It’s official, after 20 seasons of cold in New England and heat in Tampa, Tom Brady finally retired. No wait, he’s back!
After only 41 days, football’s GOAT has retirement remorse and is making a U-turn back to the field. Brady tweeted his decision.
“These past two months I’ve realized my place is still on the field and not in the stands. That time will come. But it’s not now. I love my teammates, and I love my supportive family. They make it all possible. I’m coming back for my 23rd season in Tampa. Unfinished business LFG”
First, the obvious caveat. Tom Brady is, well, Tom Brady. Few of us can match his skills and achievements. He does, however, have what many of us (at our own level) work, plan, and hope to enjoy in retirement – health and wealth. And, he has a lot of it. Brady and his family could spend effectively another complete lifetime retired and enjoying what he, and his supermodel wife Gisele Bündchen, have amassed and achieved.
What happened? Why not enjoy another lifetime on fulltime holiday? None of us can truly know what the decision calculus was for Brady to return to the field, but Brady’s unretirement may be a cautious tale for the rest of us.
Retirement planning, in the classic sense, is about ensuring financial security and sketching out what amounts to ambiguous goal-setting for a future life. Brady’s return to work, for whatever reason, should give us pause and cause us to ask – are we really prepared for retirement?
Even if, on an astronomically different scale than Tom Brady, we have financial security and decent health (sorry Tom, unlike your diet, bread, pasta, ice cream are three of my basic food groups) – are we confident that we will be happy in retirement after a few weeks, months, years, even decades in?
Unlike Brady, few of us are retiring in our 40s. Recently, however, many people have decided to call it quits in their 50s. Whether early retirement is because the investment market has been kind to their portfolios, or they are just exhausted after the pandemic, these early retirees are adding years to traditional retirement.
Retirement for most of us will amount to nearly one-third of our adult life – retiring in your 50s will add at least a decade more. If Tom Brady, with millions of dollars stuffed in his hoodie pocket, multiple homes, private jets, a young family, and I am sure many, many offers to be purposeful and engaged, experienced retirement remorse after only 41 days – what’s your plan going to be to fill your decades of retirement?
In an earlier article, I suggested that the pandemic shutdown was your retirement firedrill. How did it work out for you? Were you prepared? What did you learn?

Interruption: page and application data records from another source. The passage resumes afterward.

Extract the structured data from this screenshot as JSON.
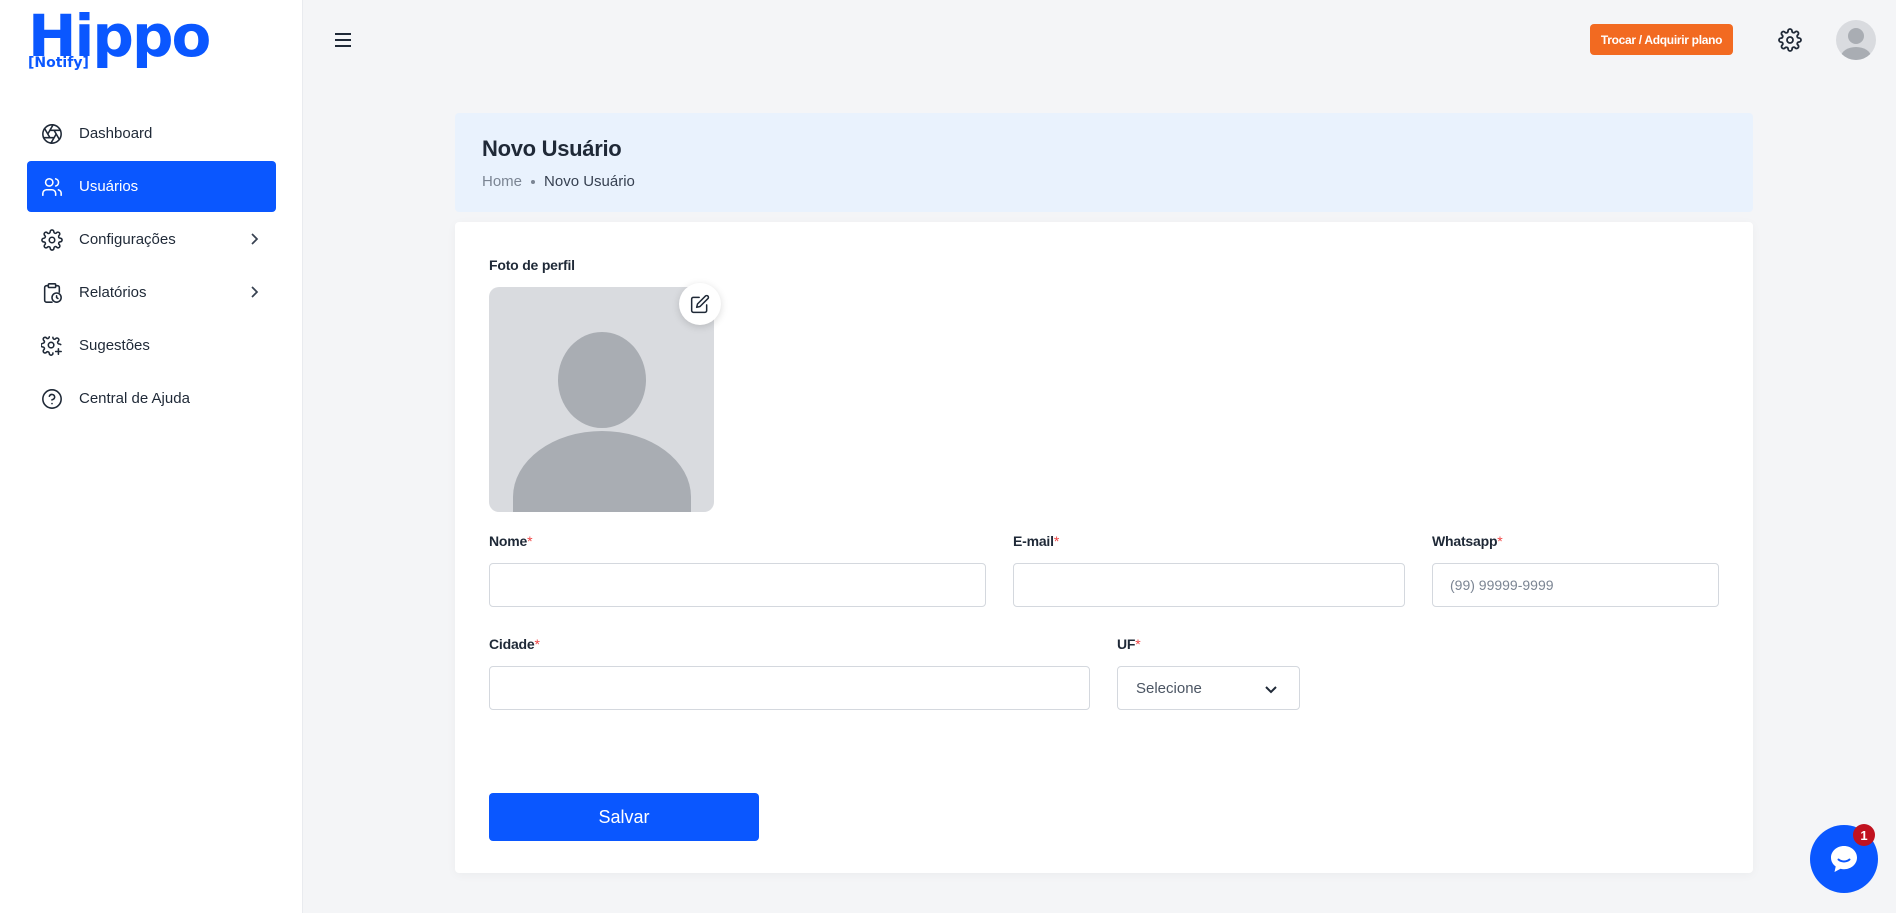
{
  "brand": {
    "logo_main": "Hippo",
    "logo_sub_open": "[",
    "logo_sub": "Notify",
    "logo_sub_close": "]",
    "primary_color": "#0a57ff",
    "accent_color": "#f26a21"
  },
  "sidebar": {
    "items": [
      {
        "label": "Dashboard",
        "icon": "aperture-icon",
        "active": false,
        "has_submenu": false
      },
      {
        "label": "Usuários",
        "icon": "users-icon",
        "active": true,
        "has_submenu": false
      },
      {
        "label": "Configurações",
        "icon": "gear-icon",
        "active": false,
        "has_submenu": true
      },
      {
        "label": "Relatórios",
        "icon": "clipboard-clock-icon",
        "active": false,
        "has_submenu": true
      },
      {
        "label": "Sugestões",
        "icon": "gear-plus-icon",
        "active": false,
        "has_submenu": false
      },
      {
        "label": "Central de Ajuda",
        "icon": "help-circle-icon",
        "active": false,
        "has_submenu": false
      }
    ]
  },
  "topbar": {
    "plan_button": "Trocar / Adquirir plano"
  },
  "page_header": {
    "title": "Novo Usuário",
    "breadcrumb_home": "Home",
    "breadcrumb_current": "Novo Usuário"
  },
  "form": {
    "photo_label": "Foto de perfil",
    "required_mark": "*",
    "nome_label": "Nome",
    "nome_value": "",
    "email_label": "E-mail",
    "email_value": "",
    "whatsapp_label": "Whatsapp",
    "whatsapp_placeholder": "(99) 99999-9999",
    "cidade_label": "Cidade",
    "cidade_value": "",
    "uf_label": "UF",
    "uf_selected": "Selecione",
    "save_button": "Salvar"
  },
  "chat": {
    "badge_count": "1"
  }
}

Yes, I know, none of us could travel. Despite travel being the ‘big thing’ we plan to do in retirement, very few of us will spend decades doing non-stop travel. There are all the other things we tell our family, friends, coworkers, and ourselves, that will keep us busy and happy in retirement. So, did they?
Did you find hobbies and games that excited you – day after day after day after…?
Did you find yourself developing a near intimate relationship with the cashier at the local home improvement store?
How many times did you paint the spare bedroom, clean the closets, study how to downsize, consider the color choices of paper lining for the shelving of your kitchen cabinets?
How many languages did you learn over the last two years? Did you develop new and improved culinary skills?
Maintaining friends during the pandemic shutdown was certainly difficult. Did ‘social distancing’ from work colleagues and friends make you think twice about how truly socially connected you are to others outside of the workplace and home? What do those connections portend for your social wellbeing in retirement?
Did the extra time spent with family provide insight into how family life might be in retirement? Was it all you hoped for, or did you find the terms ‘best divorce lawyers in your area’ in your partner’s web browser search history?
Not all of us have an open multimillion dollar contract and a welcome back clause to return to work, but all of us must do better than only planning for the financial dimensions of retirement, we must prepare for living in retirement.
Retirement remorse is not just a risk for Tom Brady. It is a retirement risk for all of us. We must do longevity planning, not just retirement planning as it is done today. Even with health and wealth, truly identifying what we will do in retirement, where we will do it, and with whom, long before leaving the proverbial field, is critical to our wellbeing in life after work.